What is expected — Filter the data below, keeping only lines that contain "UnsavedFiles".

Material provided —
►

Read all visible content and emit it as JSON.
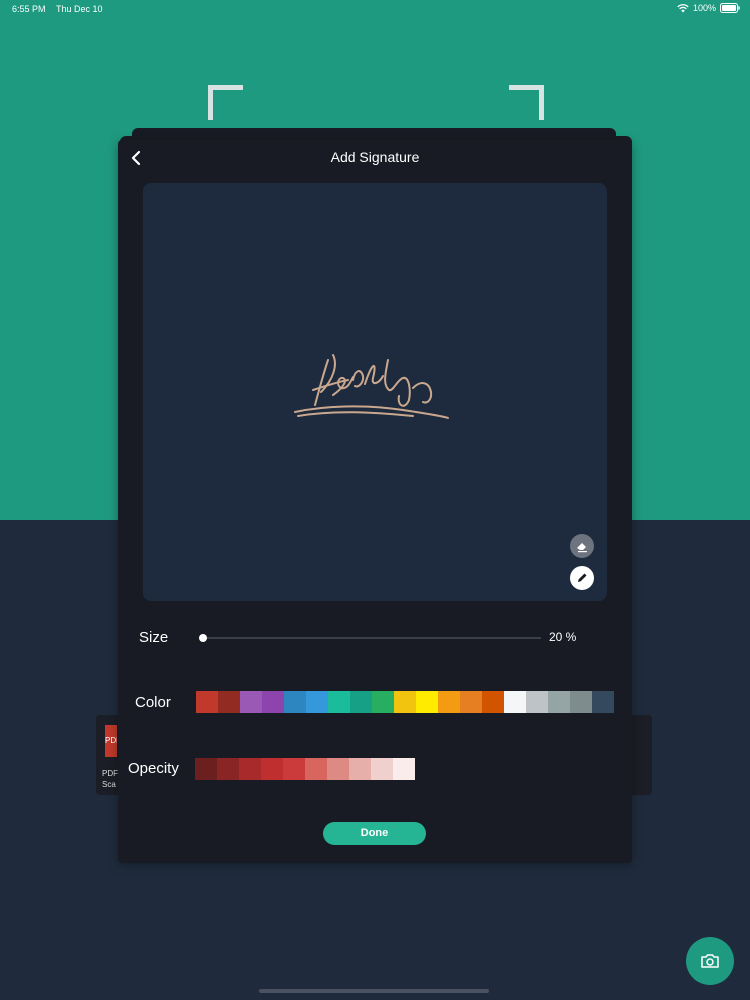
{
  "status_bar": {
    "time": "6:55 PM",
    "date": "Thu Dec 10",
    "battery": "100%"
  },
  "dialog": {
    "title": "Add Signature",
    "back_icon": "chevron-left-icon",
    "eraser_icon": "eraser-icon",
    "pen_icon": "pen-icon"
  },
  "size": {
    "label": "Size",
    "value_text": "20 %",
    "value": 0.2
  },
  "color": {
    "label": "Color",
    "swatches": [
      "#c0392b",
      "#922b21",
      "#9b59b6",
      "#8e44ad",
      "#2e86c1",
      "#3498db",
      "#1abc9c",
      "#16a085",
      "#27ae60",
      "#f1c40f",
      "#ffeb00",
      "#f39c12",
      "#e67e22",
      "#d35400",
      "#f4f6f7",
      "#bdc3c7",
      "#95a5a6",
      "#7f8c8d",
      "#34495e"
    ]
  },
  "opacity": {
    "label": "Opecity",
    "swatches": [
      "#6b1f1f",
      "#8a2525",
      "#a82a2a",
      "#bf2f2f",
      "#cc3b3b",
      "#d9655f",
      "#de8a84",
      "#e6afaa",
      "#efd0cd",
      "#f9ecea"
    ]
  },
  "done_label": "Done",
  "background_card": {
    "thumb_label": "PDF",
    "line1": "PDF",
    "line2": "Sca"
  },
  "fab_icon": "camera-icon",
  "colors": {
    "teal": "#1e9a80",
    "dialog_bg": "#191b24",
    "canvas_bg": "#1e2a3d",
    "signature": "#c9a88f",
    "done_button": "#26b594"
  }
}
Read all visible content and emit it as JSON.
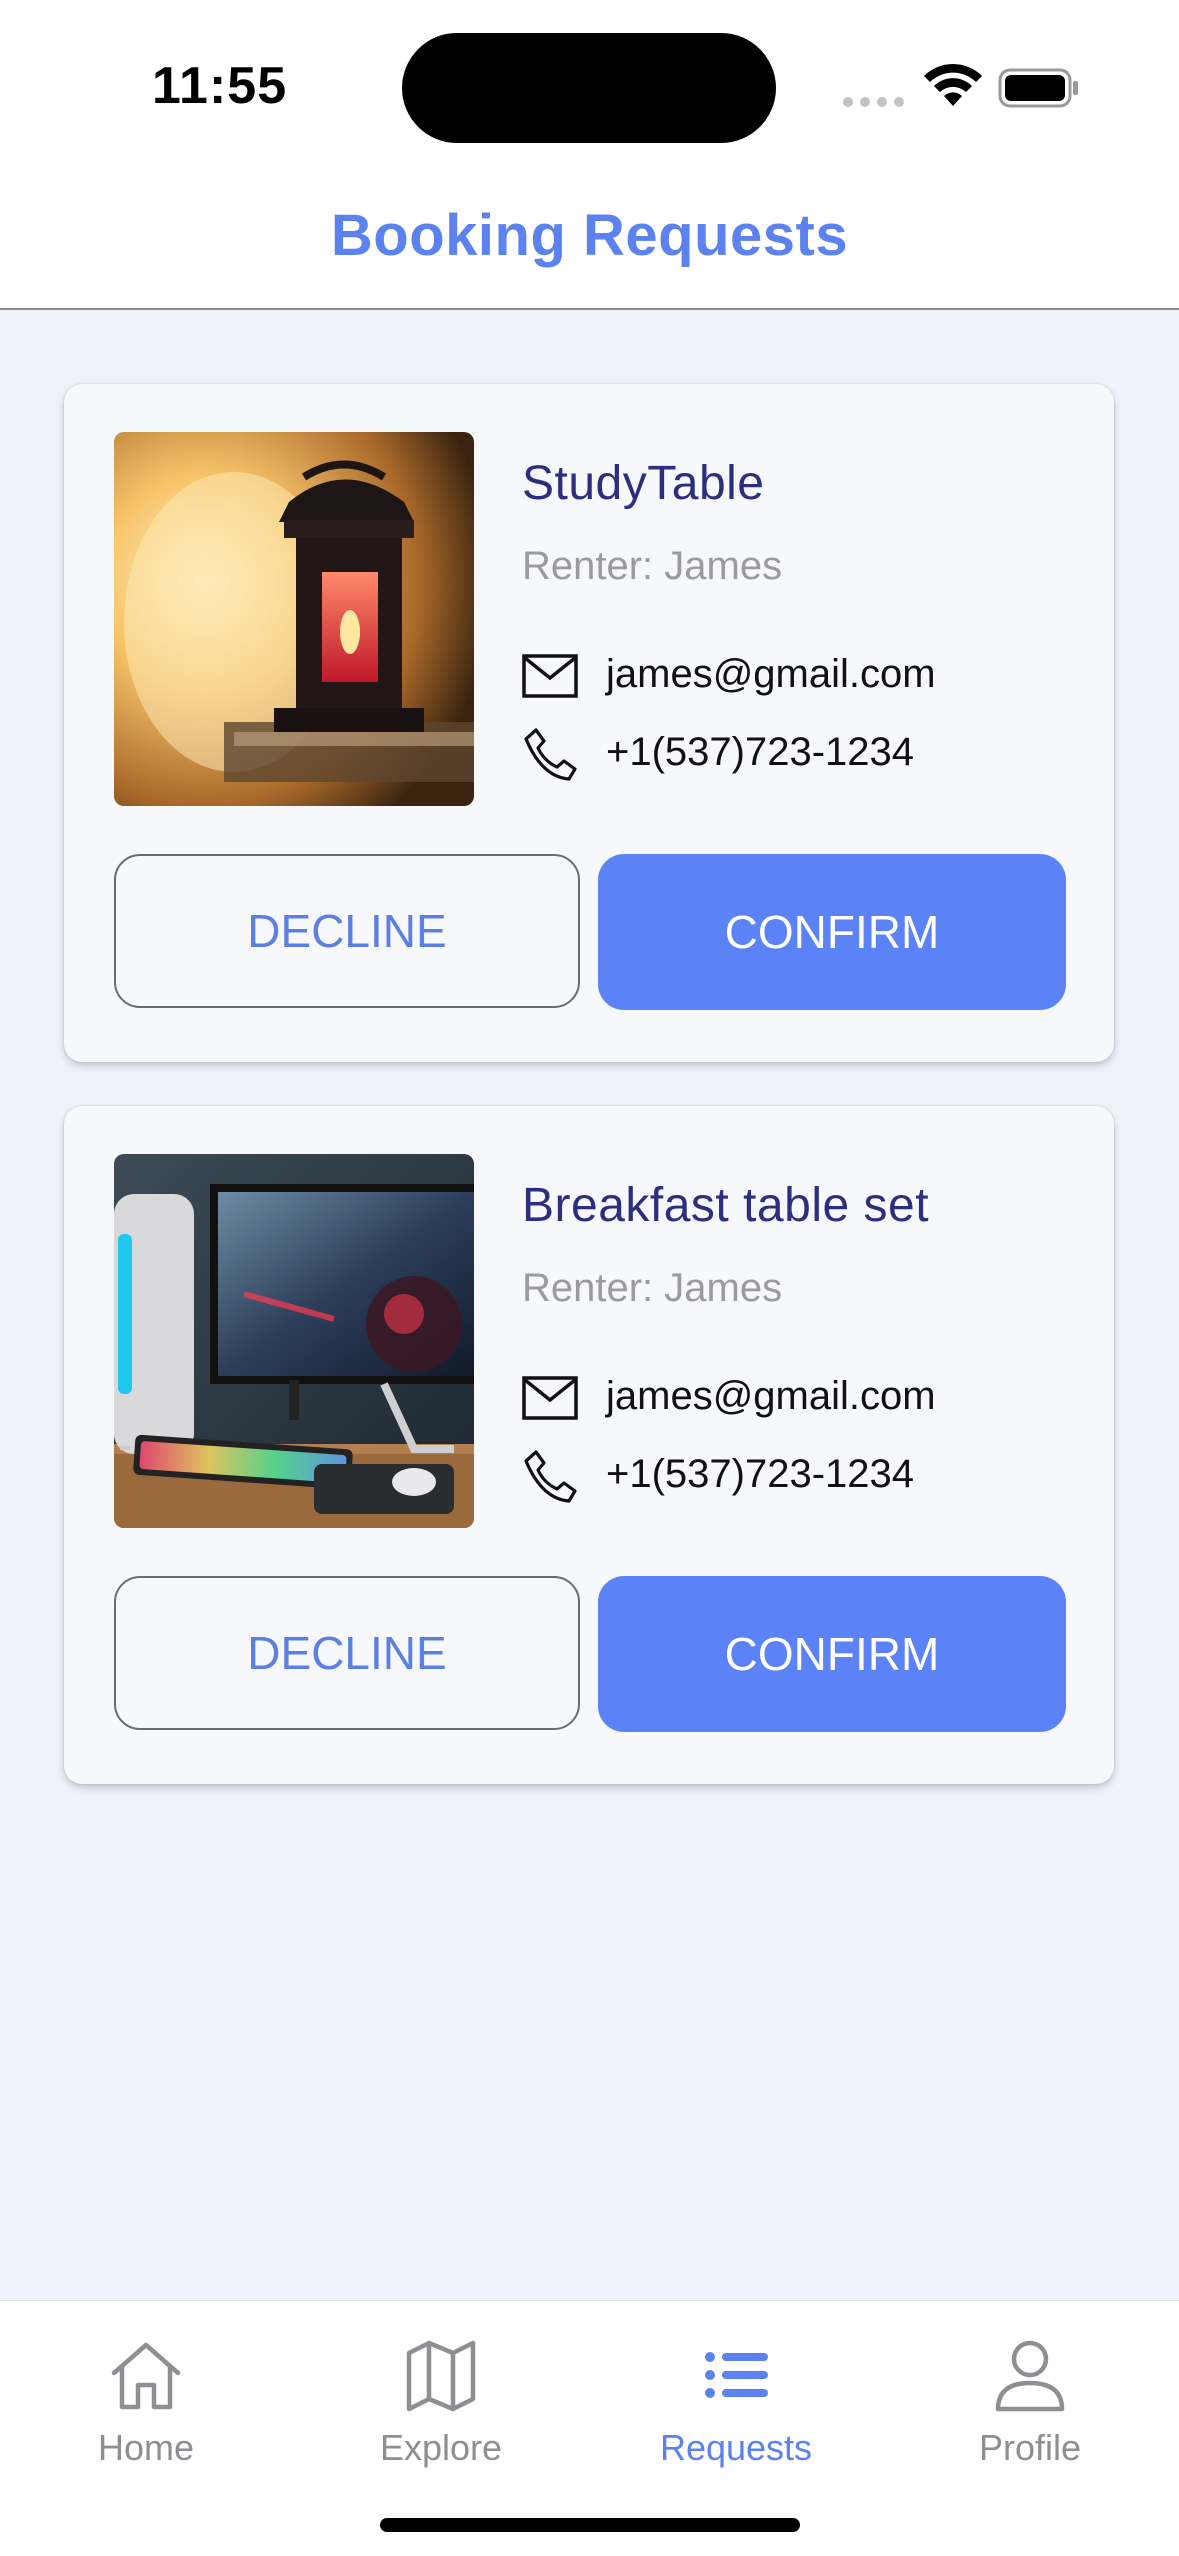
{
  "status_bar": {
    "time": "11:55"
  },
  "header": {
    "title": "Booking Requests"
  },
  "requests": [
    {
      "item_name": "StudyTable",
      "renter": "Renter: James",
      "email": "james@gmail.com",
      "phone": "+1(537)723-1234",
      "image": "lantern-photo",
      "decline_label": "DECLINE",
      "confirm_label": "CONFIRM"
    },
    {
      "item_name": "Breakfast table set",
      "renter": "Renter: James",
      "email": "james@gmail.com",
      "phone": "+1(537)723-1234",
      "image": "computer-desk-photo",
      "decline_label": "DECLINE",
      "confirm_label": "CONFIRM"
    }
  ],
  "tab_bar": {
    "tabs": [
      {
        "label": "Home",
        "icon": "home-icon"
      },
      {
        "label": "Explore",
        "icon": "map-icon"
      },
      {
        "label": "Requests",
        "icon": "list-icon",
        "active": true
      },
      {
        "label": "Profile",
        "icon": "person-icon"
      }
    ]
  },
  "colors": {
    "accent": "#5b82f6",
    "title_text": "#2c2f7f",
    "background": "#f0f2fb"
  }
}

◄
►

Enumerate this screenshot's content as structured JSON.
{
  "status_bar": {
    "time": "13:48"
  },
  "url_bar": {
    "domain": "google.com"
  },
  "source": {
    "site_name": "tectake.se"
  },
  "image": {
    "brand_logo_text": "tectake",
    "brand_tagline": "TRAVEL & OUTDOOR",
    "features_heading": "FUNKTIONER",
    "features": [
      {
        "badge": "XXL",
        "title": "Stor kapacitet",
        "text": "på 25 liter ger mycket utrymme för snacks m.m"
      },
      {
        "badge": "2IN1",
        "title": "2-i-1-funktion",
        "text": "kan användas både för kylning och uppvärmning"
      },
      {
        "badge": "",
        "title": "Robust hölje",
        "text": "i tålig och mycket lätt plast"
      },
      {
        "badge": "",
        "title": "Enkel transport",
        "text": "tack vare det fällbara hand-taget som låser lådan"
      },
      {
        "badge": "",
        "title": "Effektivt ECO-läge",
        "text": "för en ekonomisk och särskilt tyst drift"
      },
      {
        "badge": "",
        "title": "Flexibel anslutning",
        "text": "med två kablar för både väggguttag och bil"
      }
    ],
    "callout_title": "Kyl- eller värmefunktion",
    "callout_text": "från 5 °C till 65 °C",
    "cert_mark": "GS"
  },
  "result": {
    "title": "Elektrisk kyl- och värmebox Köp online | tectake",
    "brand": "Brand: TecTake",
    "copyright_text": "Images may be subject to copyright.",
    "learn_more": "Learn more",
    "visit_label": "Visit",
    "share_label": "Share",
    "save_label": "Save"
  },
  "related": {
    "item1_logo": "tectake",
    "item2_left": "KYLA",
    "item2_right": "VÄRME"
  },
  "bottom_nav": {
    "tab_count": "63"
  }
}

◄
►

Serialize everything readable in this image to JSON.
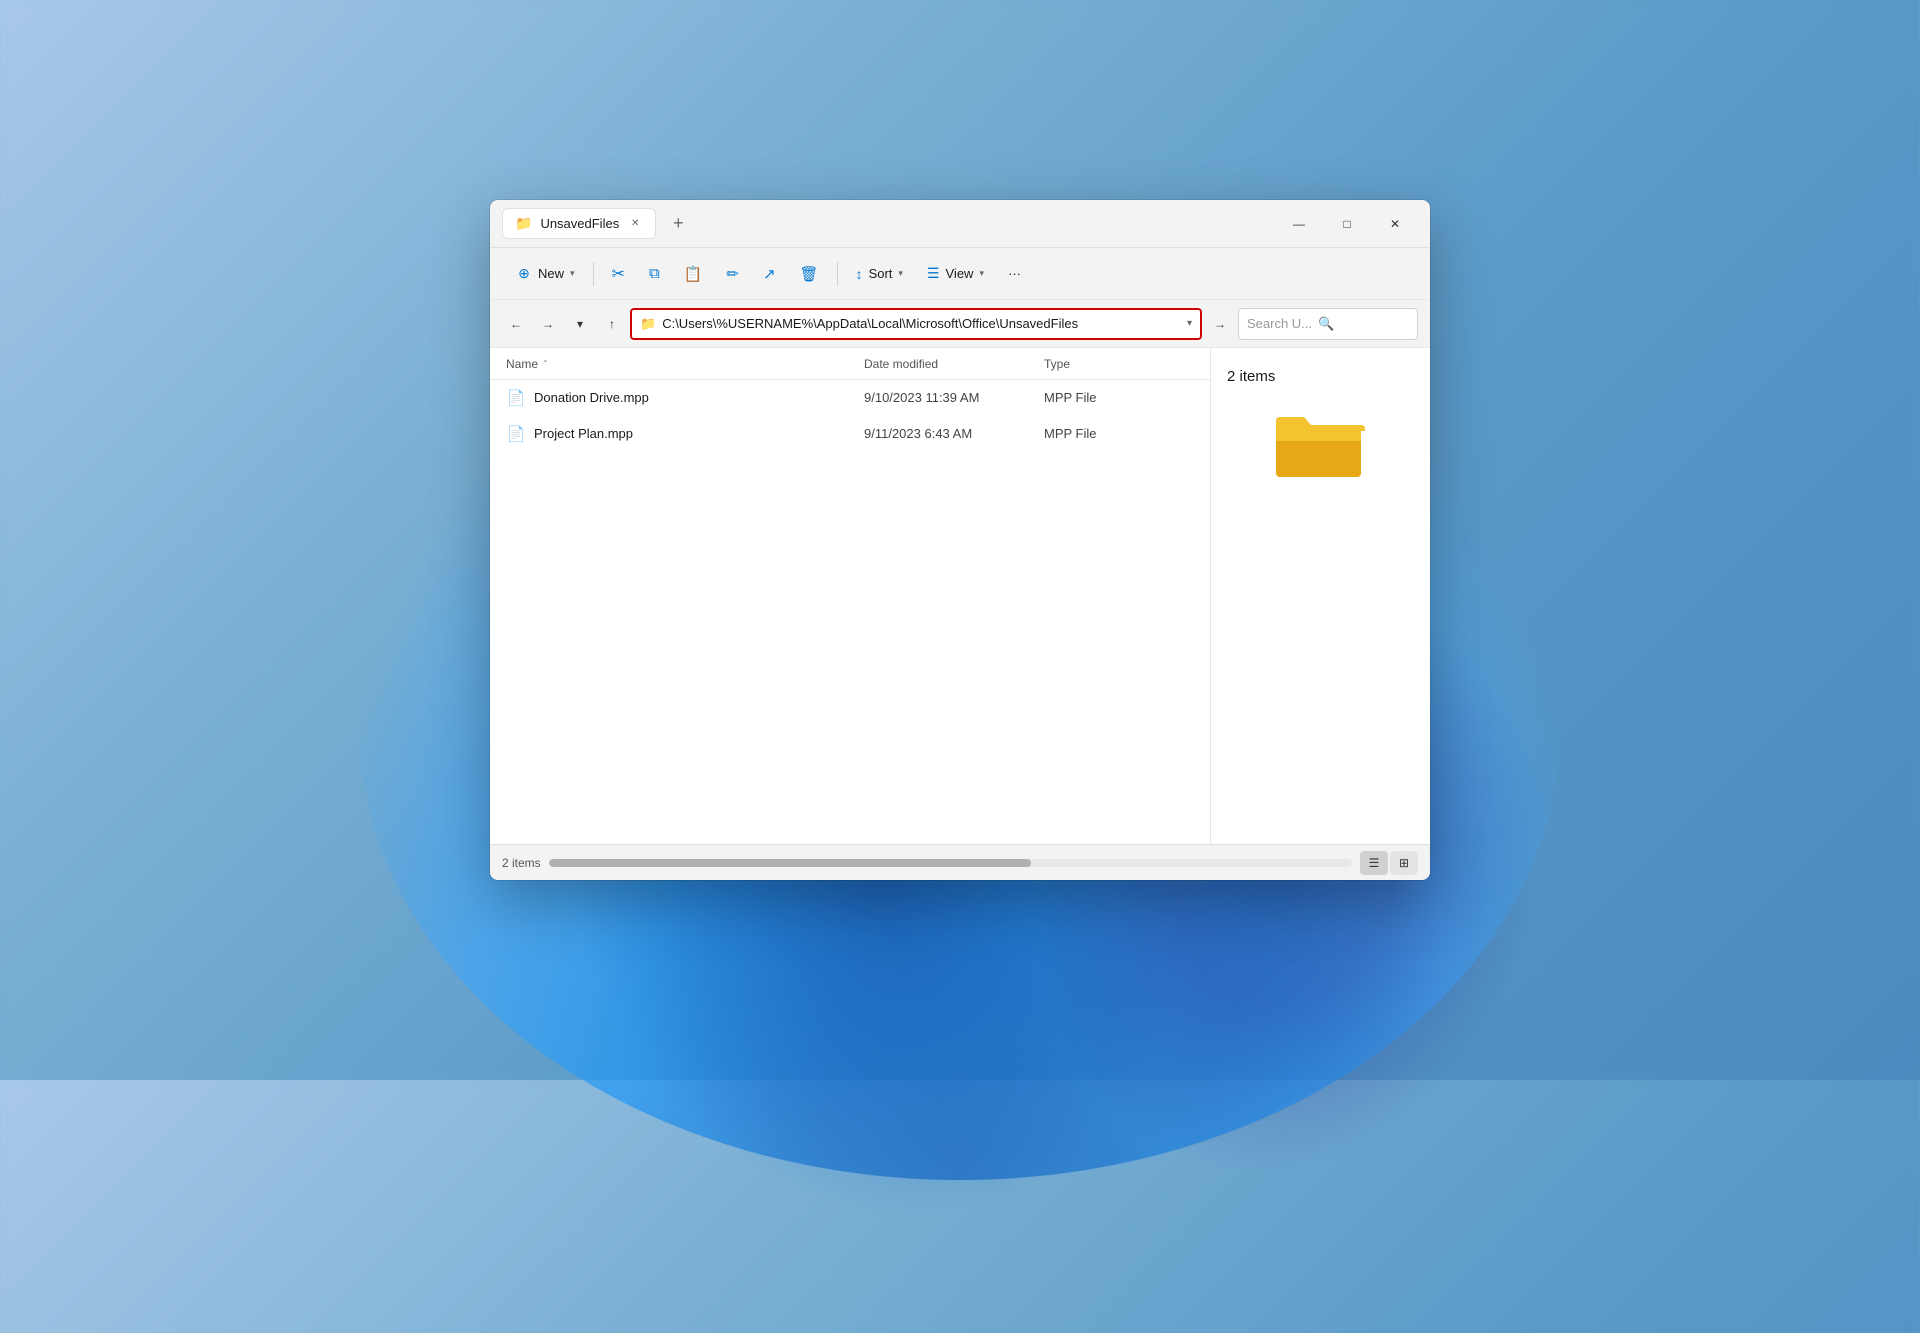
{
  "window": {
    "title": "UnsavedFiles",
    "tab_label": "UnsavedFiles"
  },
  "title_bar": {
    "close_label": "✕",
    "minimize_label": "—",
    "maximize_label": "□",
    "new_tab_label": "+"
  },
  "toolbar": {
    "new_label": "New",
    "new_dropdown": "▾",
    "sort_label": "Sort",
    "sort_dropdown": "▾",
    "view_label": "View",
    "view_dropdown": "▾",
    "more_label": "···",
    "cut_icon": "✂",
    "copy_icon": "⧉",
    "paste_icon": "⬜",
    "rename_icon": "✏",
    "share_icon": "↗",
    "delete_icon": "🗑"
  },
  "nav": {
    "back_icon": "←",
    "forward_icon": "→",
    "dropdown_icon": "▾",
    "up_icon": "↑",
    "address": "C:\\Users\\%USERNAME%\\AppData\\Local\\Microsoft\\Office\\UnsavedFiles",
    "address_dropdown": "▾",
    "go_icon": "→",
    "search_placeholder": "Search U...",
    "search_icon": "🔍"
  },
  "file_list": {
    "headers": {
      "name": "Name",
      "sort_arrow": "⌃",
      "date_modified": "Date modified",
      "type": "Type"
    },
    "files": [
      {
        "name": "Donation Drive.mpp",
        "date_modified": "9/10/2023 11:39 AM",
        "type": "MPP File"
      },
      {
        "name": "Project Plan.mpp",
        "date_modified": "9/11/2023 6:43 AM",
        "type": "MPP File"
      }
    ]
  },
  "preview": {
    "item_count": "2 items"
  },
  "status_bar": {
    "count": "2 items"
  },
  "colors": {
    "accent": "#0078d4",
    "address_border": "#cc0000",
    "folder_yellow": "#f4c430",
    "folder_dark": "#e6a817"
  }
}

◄

Output —
    "title": "UnsavedFiles",
    "tab_label": "UnsavedFiles"
    "address": "C:\\Users\\%USERNAME%\\AppData\\Local\\Microsoft\\Office\\UnsavedFiles",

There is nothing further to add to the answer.